While the events of last week continue to unfold it reminds us how fragile life is and how quickly our lives can be turned upside down in the mere blink of eye.
While the nation was fixated by the shocking terrorist event in Boston, the good people in West Texas were literally blown away when a fire at a fertilizer plant caused a massive explosion killing as many as 60 and injuring nearly 200.
When the Cold War ended and the Iron Curtain was torn down, we thought and hoped the world was moving toward a more peaceful existence. Nations could focus more on improving the living conditions for its citizens. Ever-developing technological advances would help us realize that with a global economy, war was something the world could do without. We envisioned the spread of democracy and capitalism throughout the world. Other nations were hungry for the lifestyle we enjoyed in the United States.
Unfortunately, the world has not gone in that direction; instead, it has become even more dangerous than before. The events of the last week, the threats coming out of North Korea, the recent ricin letters showing up at the capital and the White House, and the rash of gun violence have once again proven the depth of our vulnerability. We are perhaps more despised both by people who feel entitled to our continued financial and military support and by Jihadists/revolutionaries who see our freedom as grand opportunities to humble the nation and break our spirit.
Regardless of the source of the threat, life is fragile. Life-changing events can come in the form of a national tragedy, but they can also occur in a private conversation with your doctor, a slip on the ice or an unintended auto accident. Life, as they say, can sneak up on you when you least expect it. None of us can live our lives in a bubble. We can’t be so fearful that the joy of life is reduced to a whimper.

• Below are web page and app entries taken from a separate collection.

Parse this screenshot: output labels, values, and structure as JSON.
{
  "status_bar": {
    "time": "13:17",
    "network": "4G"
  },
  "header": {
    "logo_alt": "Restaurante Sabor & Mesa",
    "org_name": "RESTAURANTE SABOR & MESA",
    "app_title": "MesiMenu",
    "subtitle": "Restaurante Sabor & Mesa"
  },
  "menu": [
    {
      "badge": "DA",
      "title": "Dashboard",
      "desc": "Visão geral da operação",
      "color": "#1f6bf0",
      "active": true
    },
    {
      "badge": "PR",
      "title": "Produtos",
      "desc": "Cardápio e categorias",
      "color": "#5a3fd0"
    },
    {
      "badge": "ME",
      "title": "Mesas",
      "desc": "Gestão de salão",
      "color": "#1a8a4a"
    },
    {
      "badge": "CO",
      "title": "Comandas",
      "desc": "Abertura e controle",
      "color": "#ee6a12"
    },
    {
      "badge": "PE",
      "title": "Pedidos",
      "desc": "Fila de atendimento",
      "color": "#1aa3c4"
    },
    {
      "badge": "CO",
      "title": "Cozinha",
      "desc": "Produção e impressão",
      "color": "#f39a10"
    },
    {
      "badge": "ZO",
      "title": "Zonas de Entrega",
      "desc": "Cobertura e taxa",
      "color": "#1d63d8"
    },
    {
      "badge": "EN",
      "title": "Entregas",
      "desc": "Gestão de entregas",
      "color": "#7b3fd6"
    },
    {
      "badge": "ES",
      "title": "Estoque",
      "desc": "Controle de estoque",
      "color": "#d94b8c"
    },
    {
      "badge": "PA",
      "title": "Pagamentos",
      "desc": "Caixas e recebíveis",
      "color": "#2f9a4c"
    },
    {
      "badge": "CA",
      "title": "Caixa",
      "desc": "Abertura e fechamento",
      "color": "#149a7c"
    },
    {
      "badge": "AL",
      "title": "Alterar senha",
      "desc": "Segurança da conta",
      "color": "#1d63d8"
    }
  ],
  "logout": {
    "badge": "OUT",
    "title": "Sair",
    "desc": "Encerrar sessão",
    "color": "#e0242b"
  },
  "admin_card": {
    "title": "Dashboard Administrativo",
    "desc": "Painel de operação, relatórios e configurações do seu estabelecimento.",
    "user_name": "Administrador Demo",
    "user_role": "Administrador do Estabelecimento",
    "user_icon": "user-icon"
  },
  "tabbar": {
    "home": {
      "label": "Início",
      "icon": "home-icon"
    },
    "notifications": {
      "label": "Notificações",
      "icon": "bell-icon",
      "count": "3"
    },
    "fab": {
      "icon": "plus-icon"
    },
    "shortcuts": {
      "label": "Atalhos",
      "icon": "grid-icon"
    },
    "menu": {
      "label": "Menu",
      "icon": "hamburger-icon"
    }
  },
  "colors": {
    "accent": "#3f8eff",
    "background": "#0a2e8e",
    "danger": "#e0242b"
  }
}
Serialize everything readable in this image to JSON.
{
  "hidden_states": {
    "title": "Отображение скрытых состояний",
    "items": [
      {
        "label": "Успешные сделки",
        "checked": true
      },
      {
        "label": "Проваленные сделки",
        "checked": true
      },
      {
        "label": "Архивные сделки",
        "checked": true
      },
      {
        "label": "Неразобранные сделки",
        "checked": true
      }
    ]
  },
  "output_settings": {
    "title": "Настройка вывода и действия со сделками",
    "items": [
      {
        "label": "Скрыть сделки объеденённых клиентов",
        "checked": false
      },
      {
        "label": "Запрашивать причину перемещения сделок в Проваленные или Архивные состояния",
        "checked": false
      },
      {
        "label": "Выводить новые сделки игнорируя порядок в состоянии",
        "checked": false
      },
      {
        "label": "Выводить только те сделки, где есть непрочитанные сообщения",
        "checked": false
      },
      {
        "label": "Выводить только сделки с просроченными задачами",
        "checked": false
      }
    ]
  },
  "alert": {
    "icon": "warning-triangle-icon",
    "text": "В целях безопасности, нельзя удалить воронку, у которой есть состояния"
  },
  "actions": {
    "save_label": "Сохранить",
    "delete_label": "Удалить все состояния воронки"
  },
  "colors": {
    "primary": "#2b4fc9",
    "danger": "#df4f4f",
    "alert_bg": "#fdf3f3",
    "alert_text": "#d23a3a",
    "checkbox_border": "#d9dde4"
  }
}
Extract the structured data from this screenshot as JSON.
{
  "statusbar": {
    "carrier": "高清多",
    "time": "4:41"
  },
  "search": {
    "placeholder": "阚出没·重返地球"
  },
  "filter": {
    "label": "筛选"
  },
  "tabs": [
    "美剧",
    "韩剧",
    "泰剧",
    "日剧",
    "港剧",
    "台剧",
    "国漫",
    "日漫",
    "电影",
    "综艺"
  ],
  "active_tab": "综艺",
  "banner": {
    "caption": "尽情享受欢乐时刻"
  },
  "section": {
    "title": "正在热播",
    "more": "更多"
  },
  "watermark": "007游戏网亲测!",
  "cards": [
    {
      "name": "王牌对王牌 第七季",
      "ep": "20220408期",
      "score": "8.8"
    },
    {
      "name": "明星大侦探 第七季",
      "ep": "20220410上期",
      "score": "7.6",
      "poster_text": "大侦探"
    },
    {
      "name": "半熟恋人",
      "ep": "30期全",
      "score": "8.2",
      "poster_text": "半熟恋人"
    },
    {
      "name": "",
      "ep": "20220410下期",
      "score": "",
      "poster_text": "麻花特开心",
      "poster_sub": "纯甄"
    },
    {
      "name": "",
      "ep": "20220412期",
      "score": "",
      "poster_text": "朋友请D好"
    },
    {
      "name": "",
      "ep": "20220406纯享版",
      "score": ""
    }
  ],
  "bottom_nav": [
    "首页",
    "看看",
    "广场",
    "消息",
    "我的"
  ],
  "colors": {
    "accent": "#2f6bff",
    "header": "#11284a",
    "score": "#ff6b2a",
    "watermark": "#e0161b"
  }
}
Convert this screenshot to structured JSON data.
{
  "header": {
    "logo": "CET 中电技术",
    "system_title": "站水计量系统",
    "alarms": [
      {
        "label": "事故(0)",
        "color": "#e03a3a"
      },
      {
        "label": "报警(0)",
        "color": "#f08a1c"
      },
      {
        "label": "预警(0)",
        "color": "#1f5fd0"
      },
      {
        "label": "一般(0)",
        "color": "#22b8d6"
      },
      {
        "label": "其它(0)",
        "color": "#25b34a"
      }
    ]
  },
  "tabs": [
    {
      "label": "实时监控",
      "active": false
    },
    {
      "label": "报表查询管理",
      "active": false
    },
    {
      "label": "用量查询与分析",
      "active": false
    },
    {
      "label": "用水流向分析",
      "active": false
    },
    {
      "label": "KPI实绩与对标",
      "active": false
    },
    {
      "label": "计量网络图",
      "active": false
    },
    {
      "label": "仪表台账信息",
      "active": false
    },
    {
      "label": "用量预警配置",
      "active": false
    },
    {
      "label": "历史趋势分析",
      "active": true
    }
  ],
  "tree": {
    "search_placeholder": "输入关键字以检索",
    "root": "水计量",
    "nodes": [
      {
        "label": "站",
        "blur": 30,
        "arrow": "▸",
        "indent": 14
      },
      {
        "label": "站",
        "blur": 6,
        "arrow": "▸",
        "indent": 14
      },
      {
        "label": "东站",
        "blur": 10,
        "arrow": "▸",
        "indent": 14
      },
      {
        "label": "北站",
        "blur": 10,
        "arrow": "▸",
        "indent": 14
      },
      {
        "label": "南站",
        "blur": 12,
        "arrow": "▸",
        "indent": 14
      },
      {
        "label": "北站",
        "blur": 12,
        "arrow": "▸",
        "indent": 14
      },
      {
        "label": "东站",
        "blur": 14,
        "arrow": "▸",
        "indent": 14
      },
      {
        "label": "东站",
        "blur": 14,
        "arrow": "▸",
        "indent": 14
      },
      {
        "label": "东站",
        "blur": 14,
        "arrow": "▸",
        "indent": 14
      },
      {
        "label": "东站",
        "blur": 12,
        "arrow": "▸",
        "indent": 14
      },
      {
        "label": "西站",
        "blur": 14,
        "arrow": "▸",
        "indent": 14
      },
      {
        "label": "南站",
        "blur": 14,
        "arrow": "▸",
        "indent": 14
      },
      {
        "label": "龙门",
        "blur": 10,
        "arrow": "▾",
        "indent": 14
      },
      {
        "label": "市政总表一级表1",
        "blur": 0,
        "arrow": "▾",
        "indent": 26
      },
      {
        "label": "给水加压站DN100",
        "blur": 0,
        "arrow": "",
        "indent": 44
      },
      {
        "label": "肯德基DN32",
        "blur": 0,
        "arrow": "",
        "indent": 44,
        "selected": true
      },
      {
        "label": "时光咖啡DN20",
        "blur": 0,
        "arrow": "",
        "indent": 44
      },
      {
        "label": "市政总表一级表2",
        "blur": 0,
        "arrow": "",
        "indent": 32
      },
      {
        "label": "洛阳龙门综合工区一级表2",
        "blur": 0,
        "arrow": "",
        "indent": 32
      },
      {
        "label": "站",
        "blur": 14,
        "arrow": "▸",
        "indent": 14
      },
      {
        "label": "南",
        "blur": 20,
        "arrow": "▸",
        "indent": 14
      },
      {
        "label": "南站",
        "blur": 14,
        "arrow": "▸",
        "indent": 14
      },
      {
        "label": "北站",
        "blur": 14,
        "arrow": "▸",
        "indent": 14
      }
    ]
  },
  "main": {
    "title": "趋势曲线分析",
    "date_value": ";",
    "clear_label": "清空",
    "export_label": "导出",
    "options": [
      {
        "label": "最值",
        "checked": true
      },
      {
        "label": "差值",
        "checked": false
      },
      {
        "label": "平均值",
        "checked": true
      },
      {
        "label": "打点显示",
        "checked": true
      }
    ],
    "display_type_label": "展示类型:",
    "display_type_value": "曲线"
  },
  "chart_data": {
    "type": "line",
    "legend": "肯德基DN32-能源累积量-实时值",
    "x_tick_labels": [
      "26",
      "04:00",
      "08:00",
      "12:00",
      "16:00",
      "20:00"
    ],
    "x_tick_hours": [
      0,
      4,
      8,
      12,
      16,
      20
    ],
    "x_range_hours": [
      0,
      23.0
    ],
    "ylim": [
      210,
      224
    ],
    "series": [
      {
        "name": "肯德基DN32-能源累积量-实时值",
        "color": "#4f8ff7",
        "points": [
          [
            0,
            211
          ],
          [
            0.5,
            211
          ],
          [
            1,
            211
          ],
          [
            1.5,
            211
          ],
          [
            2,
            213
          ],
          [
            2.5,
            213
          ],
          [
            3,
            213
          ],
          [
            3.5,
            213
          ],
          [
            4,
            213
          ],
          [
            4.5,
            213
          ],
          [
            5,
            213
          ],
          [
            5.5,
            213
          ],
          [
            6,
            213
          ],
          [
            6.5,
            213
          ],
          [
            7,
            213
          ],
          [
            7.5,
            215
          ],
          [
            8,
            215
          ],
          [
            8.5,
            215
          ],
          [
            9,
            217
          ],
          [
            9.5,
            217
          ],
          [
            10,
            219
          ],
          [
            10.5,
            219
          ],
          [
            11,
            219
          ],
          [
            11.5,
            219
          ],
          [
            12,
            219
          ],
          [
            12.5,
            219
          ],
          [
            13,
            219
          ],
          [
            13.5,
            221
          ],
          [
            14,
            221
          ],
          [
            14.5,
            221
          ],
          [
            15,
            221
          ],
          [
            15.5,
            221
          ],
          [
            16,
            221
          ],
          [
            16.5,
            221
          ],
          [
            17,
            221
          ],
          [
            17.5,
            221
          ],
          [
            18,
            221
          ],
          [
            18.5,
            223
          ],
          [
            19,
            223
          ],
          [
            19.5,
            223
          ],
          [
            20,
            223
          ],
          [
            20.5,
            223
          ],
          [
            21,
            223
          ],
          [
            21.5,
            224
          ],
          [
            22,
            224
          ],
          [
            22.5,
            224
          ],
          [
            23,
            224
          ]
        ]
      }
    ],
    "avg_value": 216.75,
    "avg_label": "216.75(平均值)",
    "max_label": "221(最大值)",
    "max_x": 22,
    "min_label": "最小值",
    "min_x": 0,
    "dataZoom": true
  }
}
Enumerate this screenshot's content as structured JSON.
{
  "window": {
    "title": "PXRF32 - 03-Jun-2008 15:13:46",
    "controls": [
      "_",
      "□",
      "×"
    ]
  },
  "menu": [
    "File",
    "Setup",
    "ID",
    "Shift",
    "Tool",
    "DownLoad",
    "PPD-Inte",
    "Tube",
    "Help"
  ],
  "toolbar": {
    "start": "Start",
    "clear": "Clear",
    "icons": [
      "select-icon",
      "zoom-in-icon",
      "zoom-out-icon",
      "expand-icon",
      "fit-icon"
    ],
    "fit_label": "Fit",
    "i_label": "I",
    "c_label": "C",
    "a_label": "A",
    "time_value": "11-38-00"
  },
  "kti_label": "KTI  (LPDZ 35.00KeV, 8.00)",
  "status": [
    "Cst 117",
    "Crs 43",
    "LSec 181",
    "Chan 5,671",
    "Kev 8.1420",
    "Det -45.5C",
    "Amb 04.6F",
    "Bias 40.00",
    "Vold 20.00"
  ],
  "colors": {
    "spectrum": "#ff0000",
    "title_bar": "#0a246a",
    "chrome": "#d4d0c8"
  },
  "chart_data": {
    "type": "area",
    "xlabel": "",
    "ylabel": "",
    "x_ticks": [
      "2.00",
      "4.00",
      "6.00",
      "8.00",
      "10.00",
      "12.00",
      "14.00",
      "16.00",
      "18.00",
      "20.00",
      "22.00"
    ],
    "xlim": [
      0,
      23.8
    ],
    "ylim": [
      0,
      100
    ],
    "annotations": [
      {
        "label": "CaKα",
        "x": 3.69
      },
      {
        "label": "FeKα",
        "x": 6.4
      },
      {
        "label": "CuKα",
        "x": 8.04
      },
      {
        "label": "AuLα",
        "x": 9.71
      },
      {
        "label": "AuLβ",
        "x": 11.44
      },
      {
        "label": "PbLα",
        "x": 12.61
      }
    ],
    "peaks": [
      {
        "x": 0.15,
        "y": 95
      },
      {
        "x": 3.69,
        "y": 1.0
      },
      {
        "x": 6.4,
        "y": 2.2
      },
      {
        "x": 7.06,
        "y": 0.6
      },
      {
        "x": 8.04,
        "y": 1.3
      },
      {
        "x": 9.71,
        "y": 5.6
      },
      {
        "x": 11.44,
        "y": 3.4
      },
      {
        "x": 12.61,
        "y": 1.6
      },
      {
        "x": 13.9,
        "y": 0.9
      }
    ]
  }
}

We can, however, choose to conduct our lives with a greater focus on the life itself. How we respect ourselves and appreciate the contribution of each other to the world we share.
We can never eliminate threats, but we can recognize ways to make the most of the time we spend on this Earth and the way we embrace those around us.
Anyone who has faced a major crisis or lost a loved one unexpectedly knows you can’t get back the time you may have foolishly let slip away. The lesson we must take away from these events is simple; be on guard, but never fail to appreciate every day you and your loved ones have together.
This world — while full of wonder, beauty and exciting times — is also fraught with danger. Danger lurks in every corner, and no one is immune but it is balanced by the gifts each of us is given. Seriously injured Boston marathoners who may have loved running, and realize they may have lost a limb, are nonetheless grateful just to be alive. First responders in Texas who may have lost a fellow responder in the tragedy, will, along with other brave responders in the near future, charge into another life-threatening event knowing what’s at risk in an effort to save lives. They do so out of love for their fellow man.
That love and commitment to each other is always showcased during trying times like these. We must all remember how we feel during these events and do our best to keep that feeling ever present as we go about our daily lives and not just when we are personally affected.
The journey of life is an ever-learning and evolving experience as we cope with joy, tragedy, defeat and success. In the end, how we choose to deal with and accept these life-altering events is what provides the promise for tomorrow and future generations.
Dan Alexander is associate publisher of New Market Press and publisher and CEO of Denton Publications. He may be reached at firstname.lastname@example.org or email@example.com.